Every year, on May 23rd, a celebration in memory of Fra' Girolamo Savonarola is held in Piazza Signoria.
On the same day in 1498, the famous Dominican friar was hanged and burned, along with two other monks, in Piazza Signoria, in the exact place marked by the circular tombstone, right in front of the Neptune’s statue. To condemn definitely his memory, his ashes were thrown from Ponte Vecchio into the Arno River.
The day after that terrible execution, some pitiful people left flowers and rose petals on the exact point of the martyrdom. Since then, the local authorities repeat this same gesture in a more official ceremony occurring every year. In the morning of May 23rd, the Historical Parade of the Republic of Florence leaves from Piazza di Parte Guelfa and heads for Piazza Signoria where flowers have been deposited (Infiorata); then, the procession continues to Ponte Vecchio from where petals are thrown into the Arno, in memory of that dramatic event.
Let’s discover who was Girolamo Savonarola and what he had done to "deserve" such a terrible condemnation. Savonarola was a Dominican friar from Ferrara, already popular all over Italy when he was invited to Florence by Lorenzo il Magnifico de' Medici, to direct the Convent of San Marco (the same place housing the masterpieces by Beato Angelico).
His popular sermons became more and more critical with regard to the decadence and the corruption of the Church (especially the Papacy) and, more generally of the contemporary era.
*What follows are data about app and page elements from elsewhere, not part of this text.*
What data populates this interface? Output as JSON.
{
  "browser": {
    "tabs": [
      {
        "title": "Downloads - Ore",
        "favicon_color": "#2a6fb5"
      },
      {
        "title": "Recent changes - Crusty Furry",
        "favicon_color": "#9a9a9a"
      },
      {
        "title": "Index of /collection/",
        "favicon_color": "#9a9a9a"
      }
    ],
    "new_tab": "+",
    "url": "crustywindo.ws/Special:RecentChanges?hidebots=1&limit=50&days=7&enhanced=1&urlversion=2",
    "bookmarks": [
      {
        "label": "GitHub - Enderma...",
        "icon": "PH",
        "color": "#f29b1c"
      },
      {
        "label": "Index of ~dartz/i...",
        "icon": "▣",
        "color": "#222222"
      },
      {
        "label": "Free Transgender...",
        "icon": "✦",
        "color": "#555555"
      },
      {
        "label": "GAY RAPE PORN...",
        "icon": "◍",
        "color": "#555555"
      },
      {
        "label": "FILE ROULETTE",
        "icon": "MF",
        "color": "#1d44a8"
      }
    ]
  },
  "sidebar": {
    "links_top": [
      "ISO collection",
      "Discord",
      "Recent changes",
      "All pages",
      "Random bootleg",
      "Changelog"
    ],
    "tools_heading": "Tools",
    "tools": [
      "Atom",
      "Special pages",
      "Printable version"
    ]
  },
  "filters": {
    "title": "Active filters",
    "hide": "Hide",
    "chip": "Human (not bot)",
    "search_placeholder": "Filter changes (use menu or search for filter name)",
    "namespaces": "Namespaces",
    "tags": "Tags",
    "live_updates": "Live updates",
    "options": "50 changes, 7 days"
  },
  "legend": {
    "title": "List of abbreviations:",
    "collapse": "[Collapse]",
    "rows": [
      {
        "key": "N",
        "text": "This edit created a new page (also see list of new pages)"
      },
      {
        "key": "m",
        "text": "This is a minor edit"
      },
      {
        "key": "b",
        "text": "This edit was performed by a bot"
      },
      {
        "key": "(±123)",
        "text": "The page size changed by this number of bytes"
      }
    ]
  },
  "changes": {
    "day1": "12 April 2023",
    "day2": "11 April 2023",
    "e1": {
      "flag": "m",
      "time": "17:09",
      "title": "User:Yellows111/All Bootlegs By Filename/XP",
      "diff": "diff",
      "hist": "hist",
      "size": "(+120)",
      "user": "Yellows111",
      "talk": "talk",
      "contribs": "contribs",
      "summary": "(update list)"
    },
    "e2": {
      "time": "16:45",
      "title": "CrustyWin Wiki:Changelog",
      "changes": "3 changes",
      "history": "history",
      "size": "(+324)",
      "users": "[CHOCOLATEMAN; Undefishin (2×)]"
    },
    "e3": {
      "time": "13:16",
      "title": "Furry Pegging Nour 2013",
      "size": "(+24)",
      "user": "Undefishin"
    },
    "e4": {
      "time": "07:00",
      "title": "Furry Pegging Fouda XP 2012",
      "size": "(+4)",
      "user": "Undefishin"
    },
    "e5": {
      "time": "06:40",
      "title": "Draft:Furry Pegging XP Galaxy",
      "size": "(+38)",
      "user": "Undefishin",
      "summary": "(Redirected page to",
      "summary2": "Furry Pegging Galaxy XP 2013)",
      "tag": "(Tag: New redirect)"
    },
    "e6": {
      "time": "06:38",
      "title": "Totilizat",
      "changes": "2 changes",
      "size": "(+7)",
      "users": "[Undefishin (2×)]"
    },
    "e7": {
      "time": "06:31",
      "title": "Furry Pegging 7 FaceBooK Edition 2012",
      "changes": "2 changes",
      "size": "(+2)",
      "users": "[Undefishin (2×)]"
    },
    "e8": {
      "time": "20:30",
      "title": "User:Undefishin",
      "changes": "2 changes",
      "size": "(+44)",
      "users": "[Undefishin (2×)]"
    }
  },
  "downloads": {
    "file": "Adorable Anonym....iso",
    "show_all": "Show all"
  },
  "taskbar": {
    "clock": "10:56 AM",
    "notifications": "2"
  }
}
The Friar criticized the classicist paganism, the opulence of the Courts, the loss of the original values of Christianity. Famous was the "bonfire of the vanities" in 1497, when, in Florence, jewels, luxurious clothes and pagan works of art - Savonarola’s sermons had a strong influence on many artists, such as Sandro Botticelli - were burned.
The criticism was soon directed towards the Medicis as well, considered jointly responsible for this decadence, as well as tyrants of Florence. After the death of Lorenzo il Magnifico (1492) followed by the weak government of his son Piero, the Medicis were chased and Florence became a Republic, which would last from 1494 to 1512. The city was divided into two factions: the Piagnoni (the lower/middle class, on the Friar's side) and the Palleschi (on the side of the Medicis, whose coat of arms was composed of a series of balls, in Italian “palle”).
Particularly complicated was the Italian political chessboard of that period - whose balance had broken especially after the death of Lorenzo - with extremely changeable alliances between Italian and foreign courts (Charles VIII of France, Ludovico Sforza, Pope Alexander VI and his son Cesare Borgia were among the main actors). In this historical context, Fra' Girolamo Savonarola, the victim of a conspiracy, was excommunicated by the Pope for heresy in 1497. A few days later, at night, the Palleschi faction stormed the convent of San Marco and kidnapped Fra Girolamo and two other monks, imprisoning them in the Alberghetto (a cell at the top of the Tower of Palazzo Vecchio). After a series of tortures and a summary judgement, the three friars met their terrible fate.